» **Problem to work on**
Omit the pictures, and output the rest of the entries exactly as written.

╭─ Records to use

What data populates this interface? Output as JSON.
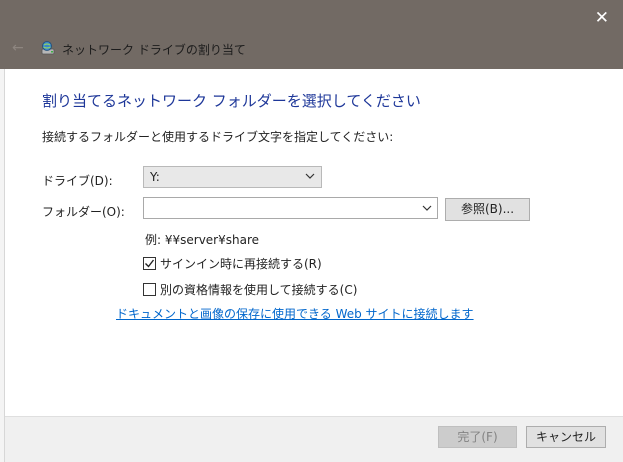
{
  "window": {
    "title": "ネットワーク ドライブの割り当て",
    "close_glyph": "✕",
    "back_glyph": "←"
  },
  "content": {
    "header": "割り当てるネットワーク フォルダーを選択してください",
    "instruction": "接続するフォルダーと使用するドライブ文字を指定してください:",
    "drive_label": "ドライブ(D):",
    "drive_value": "Y:",
    "folder_label": "フォルダー(O):",
    "folder_value": "",
    "browse_label": "参照(B)...",
    "example": "例: ¥¥server¥share",
    "reconnect_label": "サインイン時に再接続する(R)",
    "reconnect_checked": true,
    "credentials_label": "別の資格情報を使用して接続する(C)",
    "credentials_checked": false,
    "link": "ドキュメントと画像の保存に使用できる Web サイトに接続します"
  },
  "footer": {
    "finish_label": "完了(F)",
    "cancel_label": "キャンセル"
  },
  "colors": {
    "titlebar": "#726a64",
    "header_text": "#1e3799",
    "link": "#0066cc"
  }
}
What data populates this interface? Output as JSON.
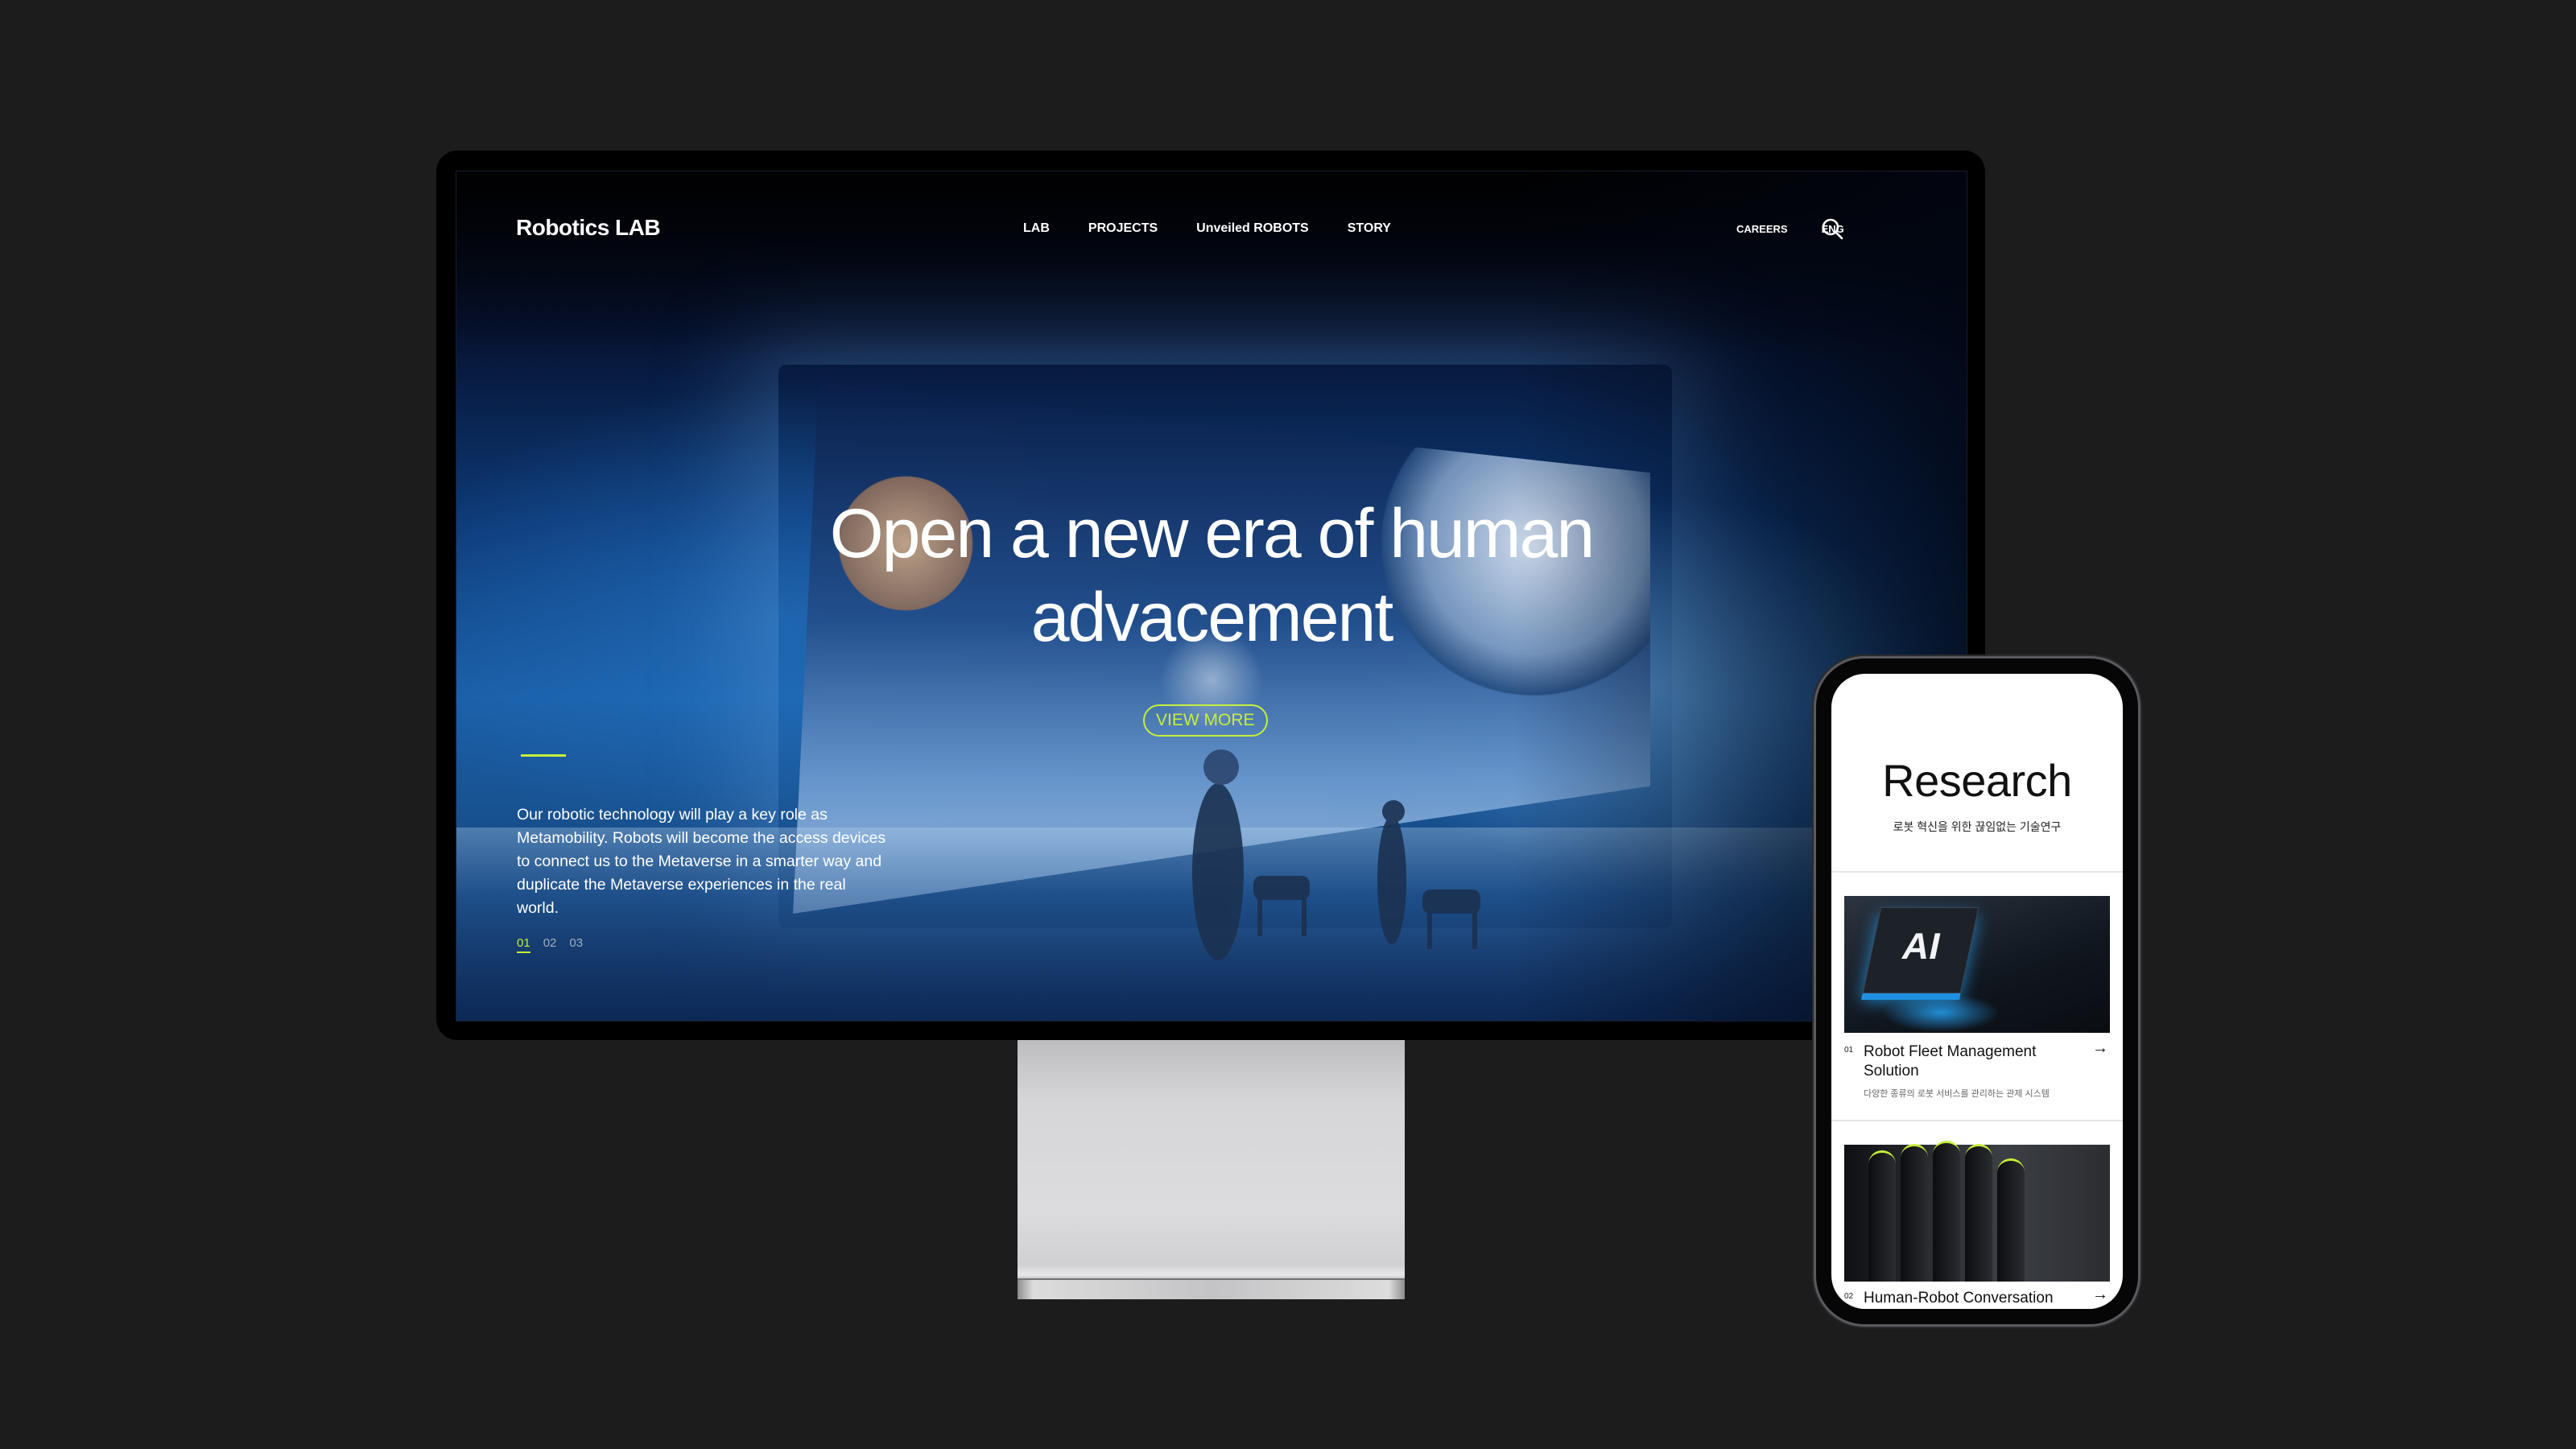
{
  "desktop": {
    "nav": {
      "logo": "Robotics LAB",
      "menu": [
        "LAB",
        "PROJECTS",
        "Unveiled ROBOTS",
        "STORY"
      ],
      "right": [
        "CAREERS",
        "ENG"
      ],
      "search_icon": "search-icon"
    },
    "hero": {
      "headline_line1": "Open a new era of human",
      "headline_line2": "advacement",
      "cta_label": "VIEW MORE",
      "description": "Our robotic technology will play a key role as Metamobility. Robots will become the access devices to connect us to the Metaverse in a smarter way and duplicate the Metaverse experiences in the real world.",
      "pager": [
        "01",
        "02",
        "03"
      ],
      "active_page": "01",
      "slide_progress": 0.45
    },
    "accent_color": "#c6ef3a"
  },
  "mobile": {
    "title": "Research",
    "subtitle": "로봇 혁신을 위한 끊임없는 기술연구",
    "cards": [
      {
        "num": "01",
        "title": "Robot Fleet Management Solution",
        "desc": "다양한 종류의 로봇 서비스를 관리하는 관제 시스템",
        "image_label": "AI",
        "arrow": "→"
      },
      {
        "num": "02",
        "title": "Human-Robot Conversation System",
        "desc": "",
        "arrow": "→"
      }
    ]
  }
}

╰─

» **Final answer**
What data populates this interface? Output as JSON.
{
  "window": {
    "title": "ネットワーク ドライブの割り当て",
    "close_glyph": "✕",
    "back_glyph": "←"
  },
  "content": {
    "header": "割り当てるネットワーク フォルダーを選択してください",
    "instruction": "接続するフォルダーと使用するドライブ文字を指定してください:",
    "drive_label": "ドライブ(D):",
    "drive_value": "Y:",
    "folder_label": "フォルダー(O):",
    "folder_value": "",
    "browse_label": "参照(B)...",
    "example": "例: ¥¥server¥share",
    "reconnect_label": "サインイン時に再接続する(R)",
    "reconnect_checked": true,
    "credentials_label": "別の資格情報を使用して接続する(C)",
    "credentials_checked": false,
    "link": "ドキュメントと画像の保存に使用できる Web サイトに接続します"
  },
  "footer": {
    "finish_label": "完了(F)",
    "cancel_label": "キャンセル"
  },
  "colors": {
    "titlebar": "#726a64",
    "header_text": "#1e3799",
    "link": "#0066cc"
  }
}
What data populates this interface? Output as JSON.
{
  "desktop": {
    "nav": {
      "logo": "Robotics LAB",
      "menu": [
        "LAB",
        "PROJECTS",
        "Unveiled ROBOTS",
        "STORY"
      ],
      "right": [
        "CAREERS",
        "ENG"
      ],
      "search_icon": "search-icon"
    },
    "hero": {
      "headline_line1": "Open a new era of human",
      "headline_line2": "advacement",
      "cta_label": "VIEW MORE",
      "description": "Our robotic technology will play a key role as Metamobility. Robots will become the access devices to connect us to the Metaverse in a smarter way and duplicate the Metaverse experiences in the real world.",
      "pager": [
        "01",
        "02",
        "03"
      ],
      "active_page": "01",
      "slide_progress": 0.45
    },
    "accent_color": "#c6ef3a"
  },
  "mobile": {
    "title": "Research",
    "subtitle": "로봇 혁신을 위한 끊임없는 기술연구",
    "cards": [
      {
        "num": "01",
        "title": "Robot Fleet Management Solution",
        "desc": "다양한 종류의 로봇 서비스를 관리하는 관제 시스템",
        "image_label": "AI",
        "arrow": "→"
      },
      {
        "num": "02",
        "title": "Human-Robot Conversation System",
        "desc": "",
        "arrow": "→"
      }
    ]
  }
}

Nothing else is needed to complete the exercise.